Problem: Let the line containing "Output a JSON" serve as the first line of the answer and the final line of the entries as its last, with every line between copied exactly.

Record excerpts:
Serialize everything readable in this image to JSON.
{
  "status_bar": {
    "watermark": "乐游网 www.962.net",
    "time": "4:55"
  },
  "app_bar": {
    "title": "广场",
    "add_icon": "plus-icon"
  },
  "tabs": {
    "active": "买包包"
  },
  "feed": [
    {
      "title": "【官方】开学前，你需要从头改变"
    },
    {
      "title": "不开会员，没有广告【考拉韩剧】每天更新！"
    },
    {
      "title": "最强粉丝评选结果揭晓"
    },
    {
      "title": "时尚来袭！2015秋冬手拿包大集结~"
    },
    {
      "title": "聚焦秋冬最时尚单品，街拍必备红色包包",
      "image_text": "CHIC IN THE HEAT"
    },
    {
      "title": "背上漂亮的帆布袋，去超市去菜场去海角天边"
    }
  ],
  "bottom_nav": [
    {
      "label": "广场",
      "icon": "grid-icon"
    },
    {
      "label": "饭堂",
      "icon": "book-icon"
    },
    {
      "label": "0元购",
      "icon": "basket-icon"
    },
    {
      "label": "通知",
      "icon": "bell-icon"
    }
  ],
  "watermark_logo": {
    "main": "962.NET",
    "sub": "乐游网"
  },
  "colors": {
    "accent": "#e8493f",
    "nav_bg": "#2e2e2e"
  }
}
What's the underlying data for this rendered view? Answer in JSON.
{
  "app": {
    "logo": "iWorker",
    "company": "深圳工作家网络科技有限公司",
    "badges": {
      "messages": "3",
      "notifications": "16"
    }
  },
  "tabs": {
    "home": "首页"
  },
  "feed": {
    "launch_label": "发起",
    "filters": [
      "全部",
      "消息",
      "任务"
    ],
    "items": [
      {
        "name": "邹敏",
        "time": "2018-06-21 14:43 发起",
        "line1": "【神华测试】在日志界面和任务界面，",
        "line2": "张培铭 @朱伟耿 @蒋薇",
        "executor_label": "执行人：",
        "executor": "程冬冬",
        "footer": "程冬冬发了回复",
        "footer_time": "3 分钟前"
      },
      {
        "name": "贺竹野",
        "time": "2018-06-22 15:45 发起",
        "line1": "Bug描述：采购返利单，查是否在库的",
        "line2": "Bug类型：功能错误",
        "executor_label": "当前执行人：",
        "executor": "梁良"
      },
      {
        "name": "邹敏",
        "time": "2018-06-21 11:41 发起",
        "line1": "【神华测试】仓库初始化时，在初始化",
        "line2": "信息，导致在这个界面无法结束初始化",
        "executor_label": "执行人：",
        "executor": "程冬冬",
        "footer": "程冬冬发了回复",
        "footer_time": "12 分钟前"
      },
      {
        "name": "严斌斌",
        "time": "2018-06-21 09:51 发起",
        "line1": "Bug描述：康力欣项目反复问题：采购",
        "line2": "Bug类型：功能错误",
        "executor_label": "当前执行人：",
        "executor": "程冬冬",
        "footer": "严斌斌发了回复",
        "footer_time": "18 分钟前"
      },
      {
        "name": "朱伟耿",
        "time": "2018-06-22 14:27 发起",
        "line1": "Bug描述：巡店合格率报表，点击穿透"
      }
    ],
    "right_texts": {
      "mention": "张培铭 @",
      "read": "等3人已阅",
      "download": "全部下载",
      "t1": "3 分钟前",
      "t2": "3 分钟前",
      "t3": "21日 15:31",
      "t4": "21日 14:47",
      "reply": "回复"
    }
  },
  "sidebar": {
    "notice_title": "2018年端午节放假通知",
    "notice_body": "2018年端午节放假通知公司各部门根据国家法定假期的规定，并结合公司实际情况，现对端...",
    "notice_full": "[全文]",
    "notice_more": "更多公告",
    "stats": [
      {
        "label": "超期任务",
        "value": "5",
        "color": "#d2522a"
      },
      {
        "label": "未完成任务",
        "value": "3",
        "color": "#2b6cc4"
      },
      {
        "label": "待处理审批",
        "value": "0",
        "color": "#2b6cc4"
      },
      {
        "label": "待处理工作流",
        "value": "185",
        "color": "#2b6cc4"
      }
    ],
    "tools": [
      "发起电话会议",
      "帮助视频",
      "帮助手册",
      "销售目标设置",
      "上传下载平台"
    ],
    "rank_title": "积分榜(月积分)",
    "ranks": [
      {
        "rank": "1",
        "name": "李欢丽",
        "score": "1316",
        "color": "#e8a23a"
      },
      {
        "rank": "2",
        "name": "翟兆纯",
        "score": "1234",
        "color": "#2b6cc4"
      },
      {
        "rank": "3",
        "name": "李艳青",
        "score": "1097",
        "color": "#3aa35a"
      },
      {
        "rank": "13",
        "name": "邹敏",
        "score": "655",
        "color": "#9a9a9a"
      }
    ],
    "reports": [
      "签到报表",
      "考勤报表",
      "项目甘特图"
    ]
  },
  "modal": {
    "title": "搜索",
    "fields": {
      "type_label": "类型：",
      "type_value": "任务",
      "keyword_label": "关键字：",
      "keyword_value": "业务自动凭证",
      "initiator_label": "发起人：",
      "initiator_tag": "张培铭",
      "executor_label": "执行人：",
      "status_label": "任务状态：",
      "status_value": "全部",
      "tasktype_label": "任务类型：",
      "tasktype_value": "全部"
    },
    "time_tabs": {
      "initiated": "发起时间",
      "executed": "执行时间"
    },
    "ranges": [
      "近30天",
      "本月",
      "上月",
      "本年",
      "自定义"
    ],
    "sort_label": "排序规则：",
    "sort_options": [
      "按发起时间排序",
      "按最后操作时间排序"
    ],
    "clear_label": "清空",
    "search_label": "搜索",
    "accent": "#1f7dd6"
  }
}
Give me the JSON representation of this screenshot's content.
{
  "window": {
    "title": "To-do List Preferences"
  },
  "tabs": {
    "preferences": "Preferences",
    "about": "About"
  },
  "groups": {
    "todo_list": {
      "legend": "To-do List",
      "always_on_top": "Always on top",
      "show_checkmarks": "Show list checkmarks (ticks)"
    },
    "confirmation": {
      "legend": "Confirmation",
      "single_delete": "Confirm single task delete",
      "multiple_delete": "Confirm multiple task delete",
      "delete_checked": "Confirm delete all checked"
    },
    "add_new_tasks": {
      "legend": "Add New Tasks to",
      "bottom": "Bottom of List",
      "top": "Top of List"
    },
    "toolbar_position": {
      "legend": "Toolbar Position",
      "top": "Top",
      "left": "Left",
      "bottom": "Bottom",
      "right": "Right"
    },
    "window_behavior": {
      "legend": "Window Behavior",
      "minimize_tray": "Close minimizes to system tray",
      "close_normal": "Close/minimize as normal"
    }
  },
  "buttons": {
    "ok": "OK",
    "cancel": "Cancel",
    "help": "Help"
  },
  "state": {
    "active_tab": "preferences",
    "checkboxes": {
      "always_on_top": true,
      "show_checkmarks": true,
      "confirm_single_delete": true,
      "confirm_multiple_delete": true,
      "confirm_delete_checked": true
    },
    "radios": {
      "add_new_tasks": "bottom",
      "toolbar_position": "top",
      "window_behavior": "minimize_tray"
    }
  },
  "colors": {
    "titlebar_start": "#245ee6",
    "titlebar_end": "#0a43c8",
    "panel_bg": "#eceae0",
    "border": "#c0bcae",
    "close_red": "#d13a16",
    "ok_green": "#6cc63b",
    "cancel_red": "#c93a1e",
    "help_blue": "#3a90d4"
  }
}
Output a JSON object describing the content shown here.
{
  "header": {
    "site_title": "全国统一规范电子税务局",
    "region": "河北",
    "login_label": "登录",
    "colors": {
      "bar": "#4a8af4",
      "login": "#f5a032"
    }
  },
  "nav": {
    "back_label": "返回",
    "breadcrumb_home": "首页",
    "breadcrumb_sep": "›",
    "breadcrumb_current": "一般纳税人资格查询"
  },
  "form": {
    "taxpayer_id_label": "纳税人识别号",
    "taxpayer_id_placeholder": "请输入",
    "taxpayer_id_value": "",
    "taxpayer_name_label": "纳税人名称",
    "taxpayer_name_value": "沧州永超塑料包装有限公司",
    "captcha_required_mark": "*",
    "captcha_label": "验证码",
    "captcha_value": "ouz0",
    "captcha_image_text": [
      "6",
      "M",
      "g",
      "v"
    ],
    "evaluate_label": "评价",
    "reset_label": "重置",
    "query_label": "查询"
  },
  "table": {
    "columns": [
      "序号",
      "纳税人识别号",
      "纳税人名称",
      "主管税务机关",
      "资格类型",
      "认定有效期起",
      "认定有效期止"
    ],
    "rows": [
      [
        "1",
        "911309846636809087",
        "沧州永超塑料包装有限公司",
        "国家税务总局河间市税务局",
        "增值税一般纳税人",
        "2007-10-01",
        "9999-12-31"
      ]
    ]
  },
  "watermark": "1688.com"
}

Reply:
Output a JSON object describing the content shown here.
{
  "header": {
    "site_title": "全国统一规范电子税务局",
    "region": "河北",
    "login_label": "登录",
    "colors": {
      "bar": "#4a8af4",
      "login": "#f5a032"
    }
  },
  "nav": {
    "back_label": "返回",
    "breadcrumb_home": "首页",
    "breadcrumb_sep": "›",
    "breadcrumb_current": "一般纳税人资格查询"
  },
  "form": {
    "taxpayer_id_label": "纳税人识别号",
    "taxpayer_id_placeholder": "请输入",
    "taxpayer_id_value": "",
    "taxpayer_name_label": "纳税人名称",
    "taxpayer_name_value": "沧州永超塑料包装有限公司",
    "captcha_required_mark": "*",
    "captcha_label": "验证码",
    "captcha_value": "ouz0",
    "captcha_image_text": [
      "6",
      "M",
      "g",
      "v"
    ],
    "evaluate_label": "评价",
    "reset_label": "重置",
    "query_label": "查询"
  },
  "table": {
    "columns": [
      "序号",
      "纳税人识别号",
      "纳税人名称",
      "主管税务机关",
      "资格类型",
      "认定有效期起",
      "认定有效期止"
    ],
    "rows": [
      [
        "1",
        "911309846636809087",
        "沧州永超塑料包装有限公司",
        "国家税务总局河间市税务局",
        "增值税一般纳税人",
        "2007-10-01",
        "9999-12-31"
      ]
    ]
  },
  "watermark": "1688.com"
}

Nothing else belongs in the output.